▸ Goal of the exercise
Give back the material that follows, identical in every line.

________________________________________

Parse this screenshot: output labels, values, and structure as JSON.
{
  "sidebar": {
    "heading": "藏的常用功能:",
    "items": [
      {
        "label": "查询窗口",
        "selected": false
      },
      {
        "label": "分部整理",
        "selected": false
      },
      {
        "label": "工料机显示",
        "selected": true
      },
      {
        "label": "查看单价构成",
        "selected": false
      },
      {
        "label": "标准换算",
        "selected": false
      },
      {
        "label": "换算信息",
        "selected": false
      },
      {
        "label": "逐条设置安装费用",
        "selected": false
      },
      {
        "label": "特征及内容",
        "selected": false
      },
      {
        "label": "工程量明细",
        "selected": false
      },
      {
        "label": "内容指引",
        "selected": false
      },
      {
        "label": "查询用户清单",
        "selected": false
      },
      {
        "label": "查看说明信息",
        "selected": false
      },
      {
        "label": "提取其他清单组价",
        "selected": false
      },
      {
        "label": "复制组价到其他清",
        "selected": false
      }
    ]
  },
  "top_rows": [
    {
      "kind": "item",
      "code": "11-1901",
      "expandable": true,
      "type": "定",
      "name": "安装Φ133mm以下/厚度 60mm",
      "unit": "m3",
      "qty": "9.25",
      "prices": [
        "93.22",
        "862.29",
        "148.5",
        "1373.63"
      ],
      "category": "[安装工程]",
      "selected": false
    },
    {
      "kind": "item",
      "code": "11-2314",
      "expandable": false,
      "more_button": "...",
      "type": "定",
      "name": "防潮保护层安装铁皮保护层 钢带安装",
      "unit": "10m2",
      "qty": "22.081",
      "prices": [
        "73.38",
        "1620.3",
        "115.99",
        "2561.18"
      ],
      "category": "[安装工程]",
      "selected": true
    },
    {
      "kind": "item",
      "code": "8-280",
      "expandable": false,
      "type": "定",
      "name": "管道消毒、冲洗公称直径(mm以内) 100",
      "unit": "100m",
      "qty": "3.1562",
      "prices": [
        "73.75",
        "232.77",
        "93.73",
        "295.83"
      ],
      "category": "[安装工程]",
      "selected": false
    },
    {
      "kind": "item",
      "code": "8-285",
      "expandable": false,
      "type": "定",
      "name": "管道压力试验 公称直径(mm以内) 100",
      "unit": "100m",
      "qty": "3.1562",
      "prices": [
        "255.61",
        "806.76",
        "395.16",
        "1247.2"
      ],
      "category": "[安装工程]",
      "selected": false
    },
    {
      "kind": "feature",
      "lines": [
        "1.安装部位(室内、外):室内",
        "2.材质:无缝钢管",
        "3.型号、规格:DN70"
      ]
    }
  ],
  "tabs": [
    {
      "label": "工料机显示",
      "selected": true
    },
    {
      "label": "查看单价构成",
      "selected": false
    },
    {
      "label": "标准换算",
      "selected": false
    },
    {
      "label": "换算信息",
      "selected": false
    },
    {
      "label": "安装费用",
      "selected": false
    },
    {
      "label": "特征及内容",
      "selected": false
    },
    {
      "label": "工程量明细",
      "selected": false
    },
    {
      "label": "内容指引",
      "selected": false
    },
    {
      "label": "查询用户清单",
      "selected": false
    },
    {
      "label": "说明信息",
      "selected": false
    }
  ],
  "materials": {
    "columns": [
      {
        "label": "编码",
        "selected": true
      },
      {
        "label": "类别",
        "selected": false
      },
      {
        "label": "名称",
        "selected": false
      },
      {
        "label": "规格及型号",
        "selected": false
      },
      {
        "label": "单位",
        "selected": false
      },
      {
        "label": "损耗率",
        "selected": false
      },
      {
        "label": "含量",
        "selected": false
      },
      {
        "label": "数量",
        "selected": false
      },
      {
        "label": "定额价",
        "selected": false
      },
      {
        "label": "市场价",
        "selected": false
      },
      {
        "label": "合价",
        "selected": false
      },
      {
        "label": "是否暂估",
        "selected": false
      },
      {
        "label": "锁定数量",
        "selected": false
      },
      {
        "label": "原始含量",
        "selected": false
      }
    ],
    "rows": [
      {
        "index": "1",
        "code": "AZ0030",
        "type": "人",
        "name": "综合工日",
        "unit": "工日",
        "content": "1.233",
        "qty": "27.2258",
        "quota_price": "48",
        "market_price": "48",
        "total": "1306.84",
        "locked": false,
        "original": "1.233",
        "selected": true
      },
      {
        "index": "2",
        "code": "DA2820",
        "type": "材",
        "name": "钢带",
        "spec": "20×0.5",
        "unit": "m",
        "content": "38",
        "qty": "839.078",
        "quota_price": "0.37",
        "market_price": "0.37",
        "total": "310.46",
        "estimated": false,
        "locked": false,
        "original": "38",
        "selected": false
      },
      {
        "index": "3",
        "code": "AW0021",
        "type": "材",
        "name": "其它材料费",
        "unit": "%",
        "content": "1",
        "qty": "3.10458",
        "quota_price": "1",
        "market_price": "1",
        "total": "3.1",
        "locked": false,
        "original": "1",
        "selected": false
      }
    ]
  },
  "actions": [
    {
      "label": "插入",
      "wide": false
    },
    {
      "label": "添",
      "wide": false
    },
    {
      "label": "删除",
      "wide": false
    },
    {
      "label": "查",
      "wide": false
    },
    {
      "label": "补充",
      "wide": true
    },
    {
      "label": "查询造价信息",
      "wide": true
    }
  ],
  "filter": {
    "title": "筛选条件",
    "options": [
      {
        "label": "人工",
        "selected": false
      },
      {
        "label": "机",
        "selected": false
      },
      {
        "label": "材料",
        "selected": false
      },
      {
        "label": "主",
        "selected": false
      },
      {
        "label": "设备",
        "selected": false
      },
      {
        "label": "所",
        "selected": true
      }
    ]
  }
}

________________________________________

▸ Answer
Parse this screenshot: output labels, values, and structure as JSON.
{
  "sidebar": {
    "heading": "藏的常用功能:",
    "items": [
      {
        "label": "查询窗口",
        "selected": false
      },
      {
        "label": "分部整理",
        "selected": false
      },
      {
        "label": "工料机显示",
        "selected": true
      },
      {
        "label": "查看单价构成",
        "selected": false
      },
      {
        "label": "标准换算",
        "selected": false
      },
      {
        "label": "换算信息",
        "selected": false
      },
      {
        "label": "逐条设置安装费用",
        "selected": false
      },
      {
        "label": "特征及内容",
        "selected": false
      },
      {
        "label": "工程量明细",
        "selected": false
      },
      {
        "label": "内容指引",
        "selected": false
      },
      {
        "label": "查询用户清单",
        "selected": false
      },
      {
        "label": "查看说明信息",
        "selected": false
      },
      {
        "label": "提取其他清单组价",
        "selected": false
      },
      {
        "label": "复制组价到其他清",
        "selected": false
      }
    ]
  },
  "top_rows": [
    {
      "kind": "item",
      "code": "11-1901",
      "expandable": true,
      "type": "定",
      "name": "安装Φ133mm以下/厚度 60mm",
      "unit": "m3",
      "qty": "9.25",
      "prices": [
        "93.22",
        "862.29",
        "148.5",
        "1373.63"
      ],
      "category": "[安装工程]",
      "selected": false
    },
    {
      "kind": "item",
      "code": "11-2314",
      "expandable": false,
      "more_button": "...",
      "type": "定",
      "name": "防潮保护层安装铁皮保护层 钢带安装",
      "unit": "10m2",
      "qty": "22.081",
      "prices": [
        "73.38",
        "1620.3",
        "115.99",
        "2561.18"
      ],
      "category": "[安装工程]",
      "selected": true
    },
    {
      "kind": "item",
      "code": "8-280",
      "expandable": false,
      "type": "定",
      "name": "管道消毒、冲洗公称直径(mm以内) 100",
      "unit": "100m",
      "qty": "3.1562",
      "prices": [
        "73.75",
        "232.77",
        "93.73",
        "295.83"
      ],
      "category": "[安装工程]",
      "selected": false
    },
    {
      "kind": "item",
      "code": "8-285",
      "expandable": false,
      "type": "定",
      "name": "管道压力试验 公称直径(mm以内) 100",
      "unit": "100m",
      "qty": "3.1562",
      "prices": [
        "255.61",
        "806.76",
        "395.16",
        "1247.2"
      ],
      "category": "[安装工程]",
      "selected": false
    },
    {
      "kind": "feature",
      "lines": [
        "1.安装部位(室内、外):室内",
        "2.材质:无缝钢管",
        "3.型号、规格:DN70"
      ]
    }
  ],
  "tabs": [
    {
      "label": "工料机显示",
      "selected": true
    },
    {
      "label": "查看单价构成",
      "selected": false
    },
    {
      "label": "标准换算",
      "selected": false
    },
    {
      "label": "换算信息",
      "selected": false
    },
    {
      "label": "安装费用",
      "selected": false
    },
    {
      "label": "特征及内容",
      "selected": false
    },
    {
      "label": "工程量明细",
      "selected": false
    },
    {
      "label": "内容指引",
      "selected": false
    },
    {
      "label": "查询用户清单",
      "selected": false
    },
    {
      "label": "说明信息",
      "selected": false
    }
  ],
  "materials": {
    "columns": [
      {
        "label": "编码",
        "selected": true
      },
      {
        "label": "类别",
        "selected": false
      },
      {
        "label": "名称",
        "selected": false
      },
      {
        "label": "规格及型号",
        "selected": false
      },
      {
        "label": "单位",
        "selected": false
      },
      {
        "label": "损耗率",
        "selected": false
      },
      {
        "label": "含量",
        "selected": false
      },
      {
        "label": "数量",
        "selected": false
      },
      {
        "label": "定额价",
        "selected": false
      },
      {
        "label": "市场价",
        "selected": false
      },
      {
        "label": "合价",
        "selected": false
      },
      {
        "label": "是否暂估",
        "selected": false
      },
      {
        "label": "锁定数量",
        "selected": false
      },
      {
        "label": "原始含量",
        "selected": false
      }
    ],
    "rows": [
      {
        "index": "1",
        "code": "AZ0030",
        "type": "人",
        "name": "综合工日",
        "unit": "工日",
        "content": "1.233",
        "qty": "27.2258",
        "quota_price": "48",
        "market_price": "48",
        "total": "1306.84",
        "locked": false,
        "original": "1.233",
        "selected": true
      },
      {
        "index": "2",
        "code": "DA2820",
        "type": "材",
        "name": "钢带",
        "spec": "20×0.5",
        "unit": "m",
        "content": "38",
        "qty": "839.078",
        "quota_price": "0.37",
        "market_price": "0.37",
        "total": "310.46",
        "estimated": false,
        "locked": false,
        "original": "38",
        "selected": false
      },
      {
        "index": "3",
        "code": "AW0021",
        "type": "材",
        "name": "其它材料费",
        "unit": "%",
        "content": "1",
        "qty": "3.10458",
        "quota_price": "1",
        "market_price": "1",
        "total": "3.1",
        "locked": false,
        "original": "1",
        "selected": false
      }
    ]
  },
  "actions": [
    {
      "label": "插入",
      "wide": false
    },
    {
      "label": "添",
      "wide": false
    },
    {
      "label": "删除",
      "wide": false
    },
    {
      "label": "查",
      "wide": false
    },
    {
      "label": "补充",
      "wide": true
    },
    {
      "label": "查询造价信息",
      "wide": true
    }
  ],
  "filter": {
    "title": "筛选条件",
    "options": [
      {
        "label": "人工",
        "selected": false
      },
      {
        "label": "机",
        "selected": false
      },
      {
        "label": "材料",
        "selected": false
      },
      {
        "label": "主",
        "selected": false
      },
      {
        "label": "设备",
        "selected": false
      },
      {
        "label": "所",
        "selected": true
      }
    ]
  }
}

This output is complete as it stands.